Content starts

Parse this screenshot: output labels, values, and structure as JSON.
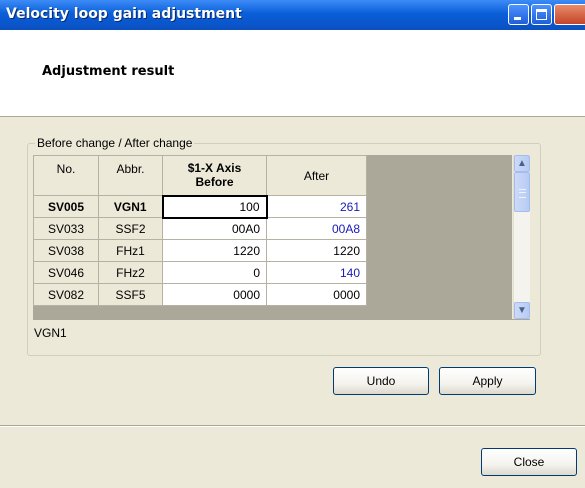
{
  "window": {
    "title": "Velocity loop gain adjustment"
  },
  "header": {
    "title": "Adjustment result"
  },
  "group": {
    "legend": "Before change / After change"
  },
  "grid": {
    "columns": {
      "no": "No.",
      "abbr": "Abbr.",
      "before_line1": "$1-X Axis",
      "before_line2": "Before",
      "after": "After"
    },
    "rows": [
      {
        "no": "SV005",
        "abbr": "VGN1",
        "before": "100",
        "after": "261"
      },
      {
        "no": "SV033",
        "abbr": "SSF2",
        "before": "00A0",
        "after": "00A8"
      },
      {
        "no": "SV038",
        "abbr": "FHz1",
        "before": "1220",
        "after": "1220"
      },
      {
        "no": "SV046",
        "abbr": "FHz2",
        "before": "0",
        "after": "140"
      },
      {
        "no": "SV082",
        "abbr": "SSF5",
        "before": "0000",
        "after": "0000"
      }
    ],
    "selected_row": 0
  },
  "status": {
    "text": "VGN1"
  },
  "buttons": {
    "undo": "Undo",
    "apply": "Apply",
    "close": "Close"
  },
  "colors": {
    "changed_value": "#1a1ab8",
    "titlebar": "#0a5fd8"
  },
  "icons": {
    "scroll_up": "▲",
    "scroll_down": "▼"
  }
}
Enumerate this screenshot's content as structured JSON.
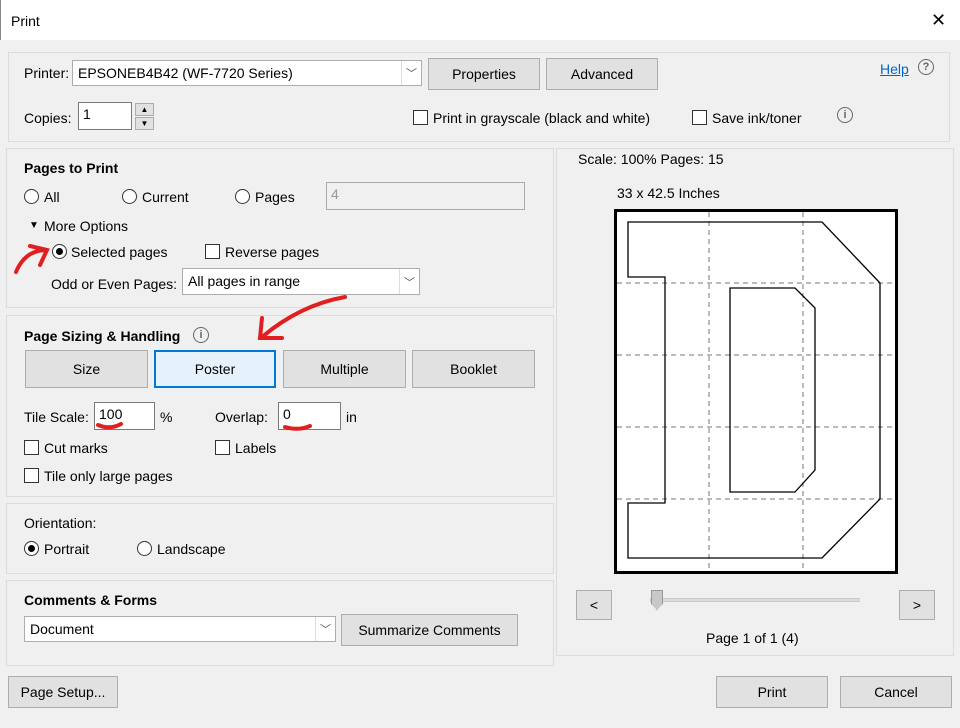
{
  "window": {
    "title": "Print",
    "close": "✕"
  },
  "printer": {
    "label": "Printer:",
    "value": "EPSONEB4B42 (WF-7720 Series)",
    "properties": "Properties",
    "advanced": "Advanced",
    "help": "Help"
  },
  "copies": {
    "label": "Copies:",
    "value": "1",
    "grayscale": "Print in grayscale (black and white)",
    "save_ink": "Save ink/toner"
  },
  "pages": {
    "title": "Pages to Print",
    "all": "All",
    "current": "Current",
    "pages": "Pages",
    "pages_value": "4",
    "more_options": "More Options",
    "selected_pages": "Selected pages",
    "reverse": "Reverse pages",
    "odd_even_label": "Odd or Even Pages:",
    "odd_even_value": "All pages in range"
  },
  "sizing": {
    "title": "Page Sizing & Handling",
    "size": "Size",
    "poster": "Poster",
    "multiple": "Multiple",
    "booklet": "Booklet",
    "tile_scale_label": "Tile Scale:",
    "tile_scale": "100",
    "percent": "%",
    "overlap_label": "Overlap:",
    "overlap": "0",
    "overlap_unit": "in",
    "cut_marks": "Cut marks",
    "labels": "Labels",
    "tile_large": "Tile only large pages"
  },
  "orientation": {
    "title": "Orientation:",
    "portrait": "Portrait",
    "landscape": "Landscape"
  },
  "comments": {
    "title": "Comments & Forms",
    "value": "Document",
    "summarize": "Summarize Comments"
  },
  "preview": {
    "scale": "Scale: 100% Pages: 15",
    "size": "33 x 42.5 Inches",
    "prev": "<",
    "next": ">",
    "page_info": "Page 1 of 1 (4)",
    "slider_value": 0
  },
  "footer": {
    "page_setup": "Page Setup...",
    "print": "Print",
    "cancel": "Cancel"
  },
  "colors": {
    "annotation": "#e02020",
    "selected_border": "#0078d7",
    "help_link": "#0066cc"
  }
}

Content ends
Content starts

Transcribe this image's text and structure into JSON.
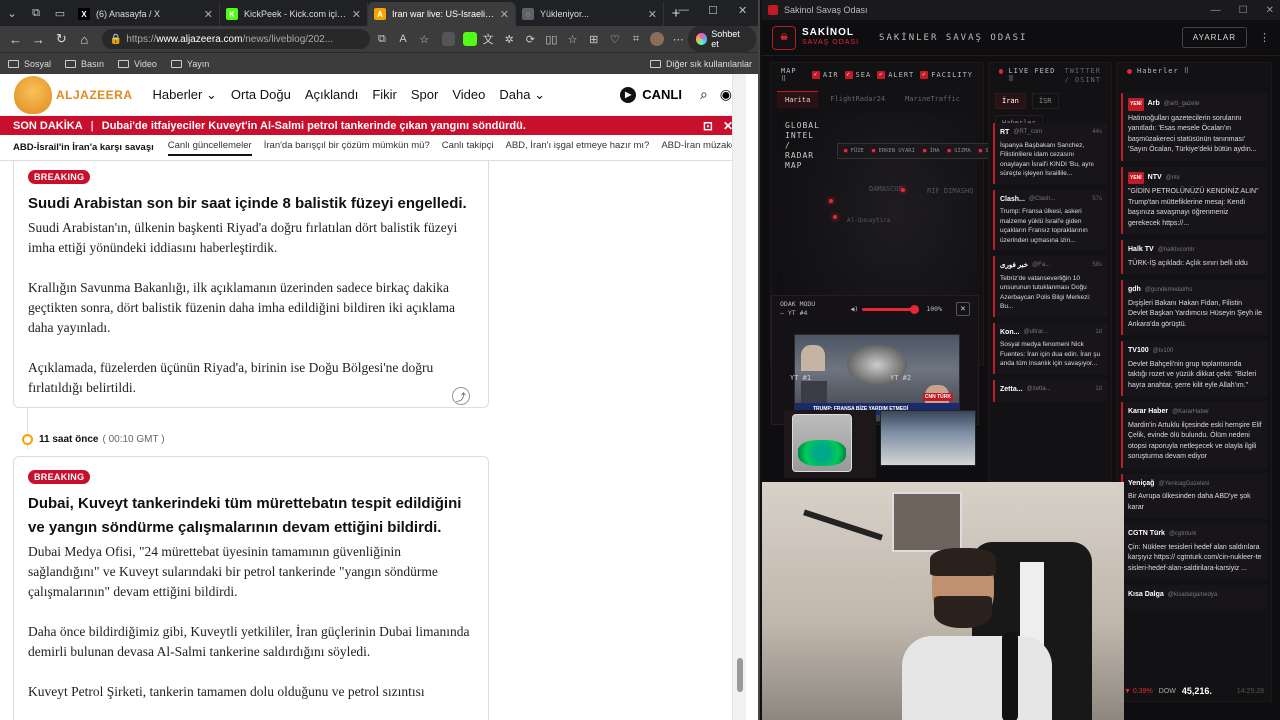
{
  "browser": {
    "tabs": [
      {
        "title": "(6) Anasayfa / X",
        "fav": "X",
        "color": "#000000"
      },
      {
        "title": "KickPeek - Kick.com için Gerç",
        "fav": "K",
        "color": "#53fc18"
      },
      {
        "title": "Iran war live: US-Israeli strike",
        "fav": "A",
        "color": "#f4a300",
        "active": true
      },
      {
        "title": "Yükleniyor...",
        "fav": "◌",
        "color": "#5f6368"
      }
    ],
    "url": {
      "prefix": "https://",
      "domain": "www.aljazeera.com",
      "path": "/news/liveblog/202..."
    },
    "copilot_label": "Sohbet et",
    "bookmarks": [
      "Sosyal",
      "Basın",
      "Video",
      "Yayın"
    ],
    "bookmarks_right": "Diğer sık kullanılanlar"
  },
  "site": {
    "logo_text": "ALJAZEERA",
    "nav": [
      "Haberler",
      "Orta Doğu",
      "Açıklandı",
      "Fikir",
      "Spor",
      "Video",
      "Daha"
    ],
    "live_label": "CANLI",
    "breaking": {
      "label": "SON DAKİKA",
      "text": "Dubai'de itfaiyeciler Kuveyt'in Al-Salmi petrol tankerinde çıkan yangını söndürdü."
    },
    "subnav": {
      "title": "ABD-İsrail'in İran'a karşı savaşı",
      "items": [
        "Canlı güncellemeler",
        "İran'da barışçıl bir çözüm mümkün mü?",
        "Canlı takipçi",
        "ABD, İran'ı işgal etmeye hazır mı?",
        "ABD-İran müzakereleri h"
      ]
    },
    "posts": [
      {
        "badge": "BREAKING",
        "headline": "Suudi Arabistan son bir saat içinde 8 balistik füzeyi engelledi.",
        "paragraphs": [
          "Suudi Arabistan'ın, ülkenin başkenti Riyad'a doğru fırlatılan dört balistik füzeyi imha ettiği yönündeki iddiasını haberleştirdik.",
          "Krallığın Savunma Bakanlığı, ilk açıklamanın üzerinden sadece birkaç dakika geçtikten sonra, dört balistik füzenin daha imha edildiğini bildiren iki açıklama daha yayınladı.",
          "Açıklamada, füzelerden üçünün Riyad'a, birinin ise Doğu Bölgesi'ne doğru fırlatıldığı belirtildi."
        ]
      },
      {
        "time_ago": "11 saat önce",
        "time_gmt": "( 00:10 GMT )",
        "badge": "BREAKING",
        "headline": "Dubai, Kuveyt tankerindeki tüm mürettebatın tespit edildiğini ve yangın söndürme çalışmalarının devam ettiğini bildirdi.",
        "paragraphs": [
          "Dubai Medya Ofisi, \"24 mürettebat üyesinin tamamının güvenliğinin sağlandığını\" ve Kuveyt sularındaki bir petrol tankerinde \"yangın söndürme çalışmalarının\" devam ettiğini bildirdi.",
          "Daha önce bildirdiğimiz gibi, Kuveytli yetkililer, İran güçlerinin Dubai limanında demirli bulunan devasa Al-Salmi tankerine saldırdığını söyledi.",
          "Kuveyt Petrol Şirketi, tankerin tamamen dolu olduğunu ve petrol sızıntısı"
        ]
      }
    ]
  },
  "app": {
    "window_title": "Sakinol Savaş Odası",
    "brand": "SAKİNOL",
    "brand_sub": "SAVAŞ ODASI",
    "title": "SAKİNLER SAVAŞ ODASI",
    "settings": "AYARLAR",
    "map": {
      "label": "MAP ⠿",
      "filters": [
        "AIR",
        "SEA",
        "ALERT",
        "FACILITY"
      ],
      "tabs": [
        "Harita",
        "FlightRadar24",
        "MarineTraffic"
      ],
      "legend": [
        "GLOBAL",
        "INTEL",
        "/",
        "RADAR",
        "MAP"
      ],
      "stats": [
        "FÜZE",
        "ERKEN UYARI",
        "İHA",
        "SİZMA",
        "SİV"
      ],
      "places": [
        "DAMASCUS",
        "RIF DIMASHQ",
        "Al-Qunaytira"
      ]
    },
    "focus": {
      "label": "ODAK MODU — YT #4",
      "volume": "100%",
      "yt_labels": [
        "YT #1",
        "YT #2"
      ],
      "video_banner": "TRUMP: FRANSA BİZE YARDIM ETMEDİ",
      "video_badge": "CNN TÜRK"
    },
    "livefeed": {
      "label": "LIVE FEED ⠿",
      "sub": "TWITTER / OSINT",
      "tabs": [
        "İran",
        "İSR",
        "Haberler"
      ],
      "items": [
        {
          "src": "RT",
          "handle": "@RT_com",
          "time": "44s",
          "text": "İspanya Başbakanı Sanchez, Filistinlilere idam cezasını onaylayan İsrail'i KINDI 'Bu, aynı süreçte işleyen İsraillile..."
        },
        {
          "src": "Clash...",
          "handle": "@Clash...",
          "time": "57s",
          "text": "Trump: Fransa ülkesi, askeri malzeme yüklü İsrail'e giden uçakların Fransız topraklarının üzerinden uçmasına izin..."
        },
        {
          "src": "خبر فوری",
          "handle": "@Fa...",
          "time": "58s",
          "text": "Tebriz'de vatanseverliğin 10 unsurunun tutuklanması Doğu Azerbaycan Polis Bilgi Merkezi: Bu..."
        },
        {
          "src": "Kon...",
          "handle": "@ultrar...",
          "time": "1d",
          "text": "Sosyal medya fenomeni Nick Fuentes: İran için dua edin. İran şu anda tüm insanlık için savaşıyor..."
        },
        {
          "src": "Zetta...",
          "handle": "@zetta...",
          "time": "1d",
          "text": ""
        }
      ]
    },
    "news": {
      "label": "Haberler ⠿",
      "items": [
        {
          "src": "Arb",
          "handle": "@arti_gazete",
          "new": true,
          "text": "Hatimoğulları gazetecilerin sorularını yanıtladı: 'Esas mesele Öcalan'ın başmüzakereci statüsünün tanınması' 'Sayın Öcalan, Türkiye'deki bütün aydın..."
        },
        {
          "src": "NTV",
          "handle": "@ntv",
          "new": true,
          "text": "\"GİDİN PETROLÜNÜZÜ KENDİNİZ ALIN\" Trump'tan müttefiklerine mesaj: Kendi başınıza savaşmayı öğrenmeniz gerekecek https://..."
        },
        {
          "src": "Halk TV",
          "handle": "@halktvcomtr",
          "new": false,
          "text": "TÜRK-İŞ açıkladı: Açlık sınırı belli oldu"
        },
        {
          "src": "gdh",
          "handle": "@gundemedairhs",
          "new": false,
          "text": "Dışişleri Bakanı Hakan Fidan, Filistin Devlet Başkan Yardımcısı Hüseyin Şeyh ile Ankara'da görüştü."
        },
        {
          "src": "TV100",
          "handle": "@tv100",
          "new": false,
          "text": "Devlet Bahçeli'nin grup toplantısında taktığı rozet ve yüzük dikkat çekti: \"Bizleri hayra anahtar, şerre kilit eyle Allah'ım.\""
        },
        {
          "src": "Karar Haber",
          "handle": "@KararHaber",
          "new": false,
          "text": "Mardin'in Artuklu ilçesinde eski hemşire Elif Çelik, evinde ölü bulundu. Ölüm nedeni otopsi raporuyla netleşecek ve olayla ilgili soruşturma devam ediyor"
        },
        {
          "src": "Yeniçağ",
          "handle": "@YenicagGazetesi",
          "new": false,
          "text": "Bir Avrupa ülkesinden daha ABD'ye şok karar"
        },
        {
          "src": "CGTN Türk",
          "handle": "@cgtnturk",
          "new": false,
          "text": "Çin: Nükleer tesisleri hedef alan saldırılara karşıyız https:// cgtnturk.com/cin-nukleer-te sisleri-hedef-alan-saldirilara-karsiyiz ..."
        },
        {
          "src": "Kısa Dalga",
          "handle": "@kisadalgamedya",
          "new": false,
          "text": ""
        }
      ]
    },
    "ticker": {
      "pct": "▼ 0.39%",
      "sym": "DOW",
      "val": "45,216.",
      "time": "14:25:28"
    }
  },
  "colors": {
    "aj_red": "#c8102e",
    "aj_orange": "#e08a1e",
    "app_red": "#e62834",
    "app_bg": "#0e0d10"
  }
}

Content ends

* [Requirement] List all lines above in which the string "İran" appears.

* [Result for this exercise]
      "title": "ABD-İsrail'in İran'a karşı savaşı",
        "İran'da barışçıl bir çözüm mümkün mü?",
        "ABD, İran'ı işgal etmeye hazır mı?",
        "ABD-İran müzakereleri h"
          "Daha önce bildirdiğimiz gibi, Kuveytli yetkililer, İran güçlerinin Dubai limanında demirli bulunan devasa Al-Salmi tankerine saldırdığını söyledi.",
        "İran",
          "text": "Sosyal medya fenomeni Nick Fuentes: İran için dua edin. İran şu anda tüm insanlık için savaşıyor..."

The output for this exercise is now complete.